Blinding is easier when testing medicines, but more difficult when testing other types of therapy or methods of caring for people. For example, it may be impossible to blind a trial that is comparing two types of surgery.
Why blinding is important
Some clinical trials measure survival, so it is obvious if the treatment works better than the control, assuming the studies are unbiased and large enough.
Many trials look at outcomes that are less easy to measure with certainty. For example, patients and researchers may have to make some sort of judgement on how bad symptoms are.
If either researchers or participants know, or think they know, who is on which treatment (including placebo), the knowledge may influence what they report.
- Participants who think they are taking an active treatment may not want to let down the researcher, and may exaggerate benefits and minimise side effects.
- Researchers may allow their hopes about a new treatment to unconsciously influence their recording of symptoms.
The result of these biases is often to overestimate how effective the treatment is. To reduce these possible sources of bias, many trials are double-blinded.
Size of trials
For a trial to be a fair test, the number of people taking part needs to be large enough.
For example in a small trial of 20 people with 10 taking each treatment, seven people may improve on the new treatment and five on the standard treatment.
Most of us would not think of that as a fair test, because, while it may be that the new treatment is better, the finding could easily have been chance.
However, if the trial were of two groups of 100 people, and 70 people improved on the new treatment and 50 on the standard treatment, it is more likely that the new treatment was better.

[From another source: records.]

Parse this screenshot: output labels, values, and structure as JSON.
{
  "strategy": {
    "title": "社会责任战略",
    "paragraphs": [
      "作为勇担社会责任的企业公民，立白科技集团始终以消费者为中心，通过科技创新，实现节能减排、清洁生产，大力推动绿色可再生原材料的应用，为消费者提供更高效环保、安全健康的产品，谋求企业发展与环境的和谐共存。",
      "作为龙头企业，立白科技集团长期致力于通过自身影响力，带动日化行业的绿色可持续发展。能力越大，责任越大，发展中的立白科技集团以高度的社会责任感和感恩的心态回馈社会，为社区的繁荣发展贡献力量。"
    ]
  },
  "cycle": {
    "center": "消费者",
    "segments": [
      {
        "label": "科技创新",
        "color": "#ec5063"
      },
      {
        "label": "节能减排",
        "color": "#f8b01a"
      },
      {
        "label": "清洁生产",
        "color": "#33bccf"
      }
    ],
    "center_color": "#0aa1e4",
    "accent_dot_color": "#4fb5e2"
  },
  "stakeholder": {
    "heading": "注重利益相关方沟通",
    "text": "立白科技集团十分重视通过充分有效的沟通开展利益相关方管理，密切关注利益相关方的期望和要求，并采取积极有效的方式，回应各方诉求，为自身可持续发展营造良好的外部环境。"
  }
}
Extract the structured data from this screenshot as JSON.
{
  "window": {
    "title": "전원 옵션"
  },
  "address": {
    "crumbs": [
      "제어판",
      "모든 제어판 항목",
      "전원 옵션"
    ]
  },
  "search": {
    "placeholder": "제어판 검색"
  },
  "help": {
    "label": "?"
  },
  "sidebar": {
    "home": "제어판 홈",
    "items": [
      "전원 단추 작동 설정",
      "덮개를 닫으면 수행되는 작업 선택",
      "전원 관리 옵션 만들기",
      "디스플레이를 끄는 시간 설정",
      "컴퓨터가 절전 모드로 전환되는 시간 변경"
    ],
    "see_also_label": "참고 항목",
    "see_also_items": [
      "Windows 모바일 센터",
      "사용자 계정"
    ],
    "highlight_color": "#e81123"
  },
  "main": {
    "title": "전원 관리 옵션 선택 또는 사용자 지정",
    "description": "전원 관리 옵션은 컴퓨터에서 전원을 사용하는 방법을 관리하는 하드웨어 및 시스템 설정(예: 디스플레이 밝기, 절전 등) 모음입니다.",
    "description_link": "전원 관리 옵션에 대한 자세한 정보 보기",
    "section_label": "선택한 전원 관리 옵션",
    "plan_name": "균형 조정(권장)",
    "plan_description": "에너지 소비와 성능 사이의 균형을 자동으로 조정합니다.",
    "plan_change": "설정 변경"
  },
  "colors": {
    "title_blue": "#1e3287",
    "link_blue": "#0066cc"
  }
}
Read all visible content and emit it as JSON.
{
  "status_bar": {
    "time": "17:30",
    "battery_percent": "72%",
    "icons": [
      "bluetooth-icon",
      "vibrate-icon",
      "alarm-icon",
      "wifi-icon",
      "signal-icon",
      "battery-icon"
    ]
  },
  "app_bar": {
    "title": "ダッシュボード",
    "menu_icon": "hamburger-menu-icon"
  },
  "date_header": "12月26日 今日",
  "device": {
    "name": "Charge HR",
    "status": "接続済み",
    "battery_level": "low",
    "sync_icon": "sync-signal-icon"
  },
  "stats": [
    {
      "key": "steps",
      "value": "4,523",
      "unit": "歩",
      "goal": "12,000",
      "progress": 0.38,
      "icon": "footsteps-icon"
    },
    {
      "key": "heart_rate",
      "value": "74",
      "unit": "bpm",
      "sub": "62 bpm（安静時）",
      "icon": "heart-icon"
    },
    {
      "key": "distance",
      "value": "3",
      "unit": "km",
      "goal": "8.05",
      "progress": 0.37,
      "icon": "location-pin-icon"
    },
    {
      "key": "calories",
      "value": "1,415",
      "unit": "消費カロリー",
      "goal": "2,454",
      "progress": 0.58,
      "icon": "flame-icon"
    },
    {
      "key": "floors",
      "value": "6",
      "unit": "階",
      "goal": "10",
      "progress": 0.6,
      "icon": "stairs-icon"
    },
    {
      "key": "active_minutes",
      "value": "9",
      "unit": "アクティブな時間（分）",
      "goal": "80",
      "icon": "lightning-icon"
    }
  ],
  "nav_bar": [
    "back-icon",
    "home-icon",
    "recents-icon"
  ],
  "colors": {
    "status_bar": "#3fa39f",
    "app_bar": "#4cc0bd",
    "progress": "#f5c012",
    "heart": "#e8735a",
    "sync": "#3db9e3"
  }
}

If the trial was even bigger, with 700 out of 1,000 improving on the new treatment and 500 out of 1,000 on the standard treatment, that gives more confidence that the new treatment was better.
The degree of this confidence can be estimated. Tests of statistical significance help to identify where differences between treatments are unlikely to be due to chance.
Further information on fair tests can be found from the James Lind Library (external site).